7NG accuses Dey Krahorm representatives of inciting violence among residents in 2007 incident that it says led to destruction of its equipment and injury of a vehicle operator.
Former Dey Krahorm residents wait outside the Phnom Penh Municipal Court on Wednesday.
PHNOM Penh's Municipal Court on Monday is to rule on charges of inciting destruction of property filed by private developer 7NG against representatives of the Dey Krahorm shanty community it evicted last month, presiding judge Chey Sovann said Wednesday after a three-hour hearing.
7NG and the municipality late last month launched a blitz eviction of the scores of families remaining in the 3.6-hectare community who had declined compensation ranging from a relocation home to US$20,000 offered to them by 7NG. The company says it will develop the site into luxury office buildings.
The charges stem from an incident in December 2007, in which residents allegedly destroyed a 7NG excavator and injured its driver after the vehicle was brought into the area late at night.

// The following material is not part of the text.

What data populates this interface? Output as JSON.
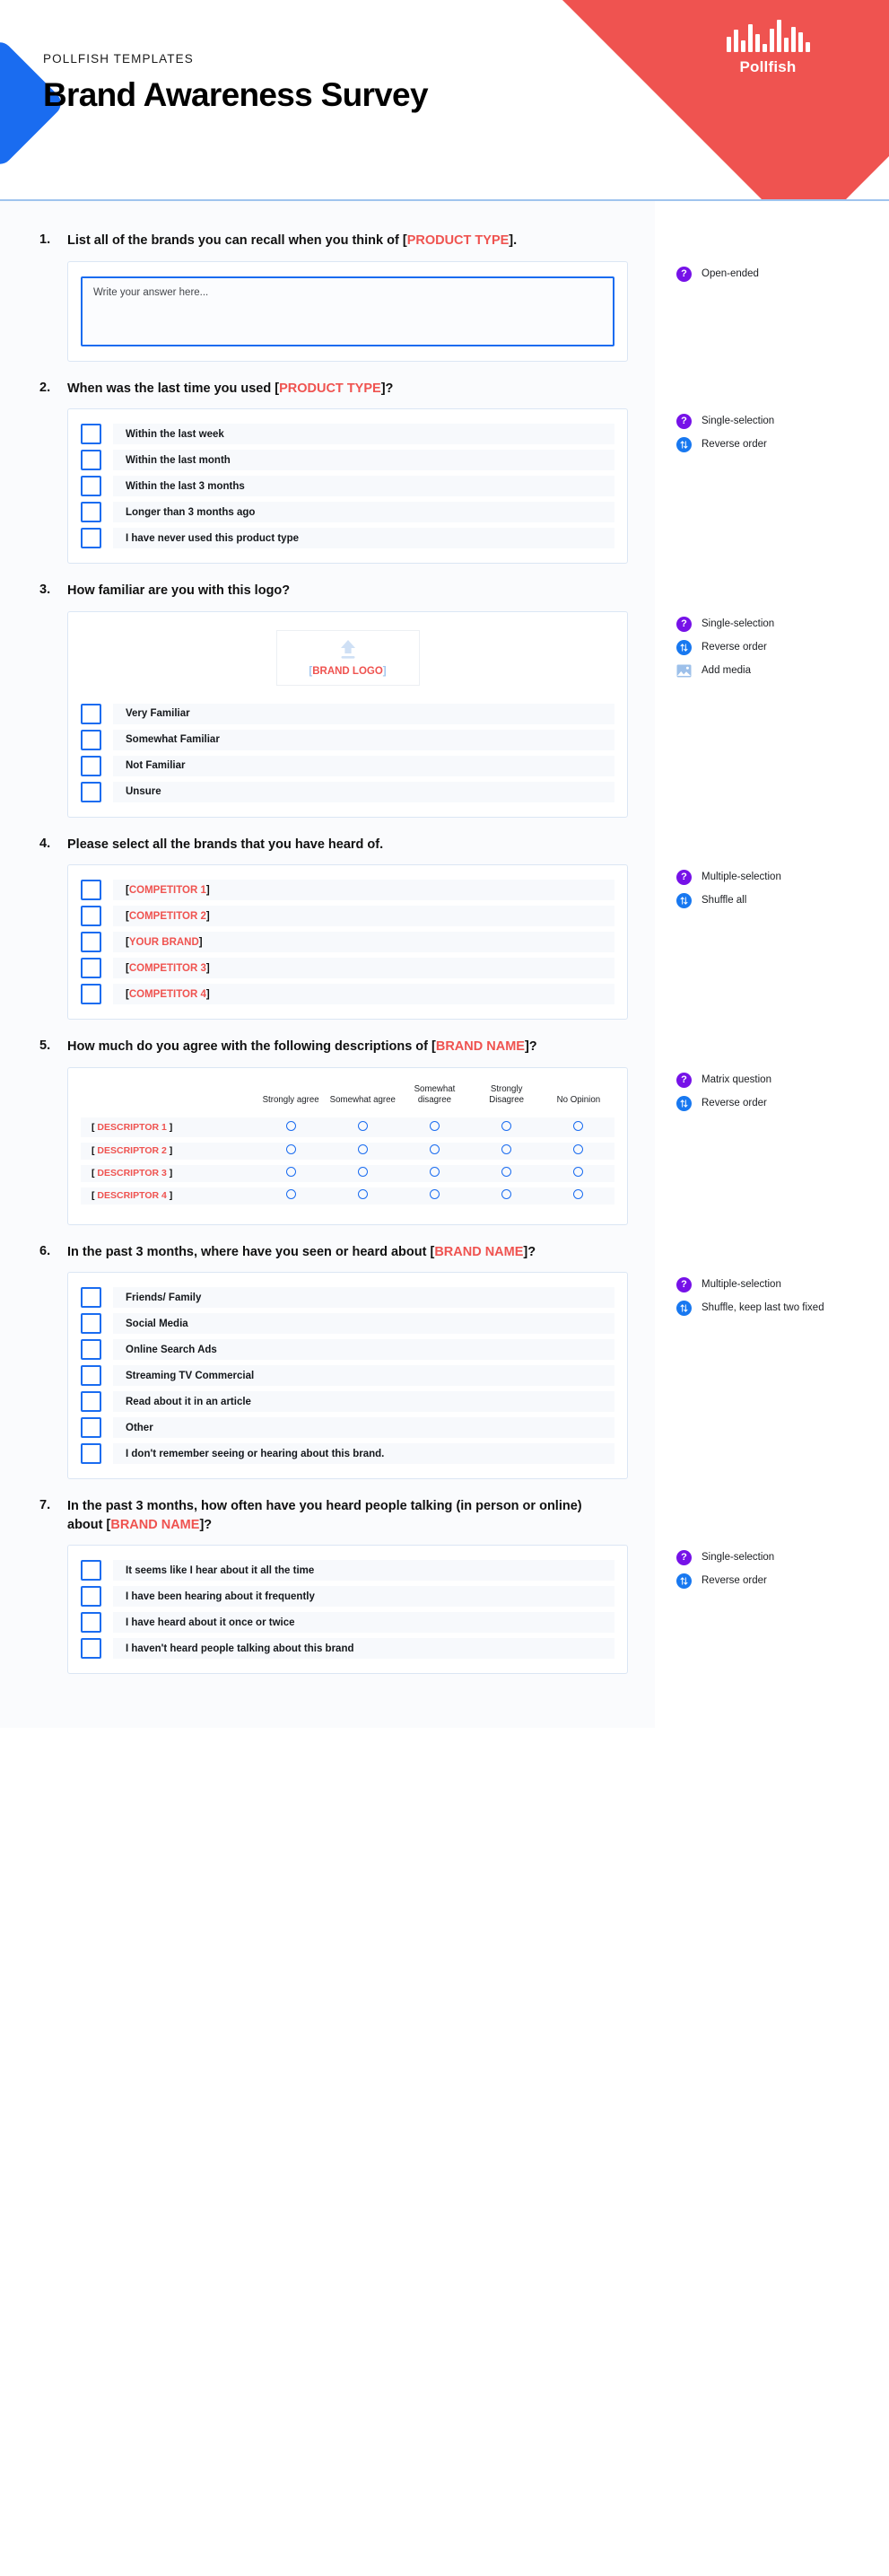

Chan Vichet, Ly Yuleng and Bun Thoeun were accused of inciting violence by residents, who after the incident said they had feared a rapid, unnacounced eviction.
Ly Yuleng denied the machine was damaged or that she or the other accused had encouraged residents to use violence.
"People were just protecting their homes," she said.
Chan Vichet said that during the incident he appealed to residents over a loudspeaker to keep their calm but that the implications of the late-night arrival of the large machine were too strong for residents to dismiss.
After the hearing Wednesday, Sann Sokunthea, one of three lawyers provided to the defendants by the rights group Licadho, said the charges were baseless.
She said court officials received the police report before the incident even took place.
Plong Sophal, a lawyer for 7NG, told the court the charges were supported by eyewitness testimony from 17 people, although he did not produce any witnesses in court.
The court read testimony from the 7NG worker, Ing Va, who said as many as 300 residents threw stones at him and attacked the excavator he was driving.
Wednesday’s hearing was the third, and apparently last, time the court would convene for the case.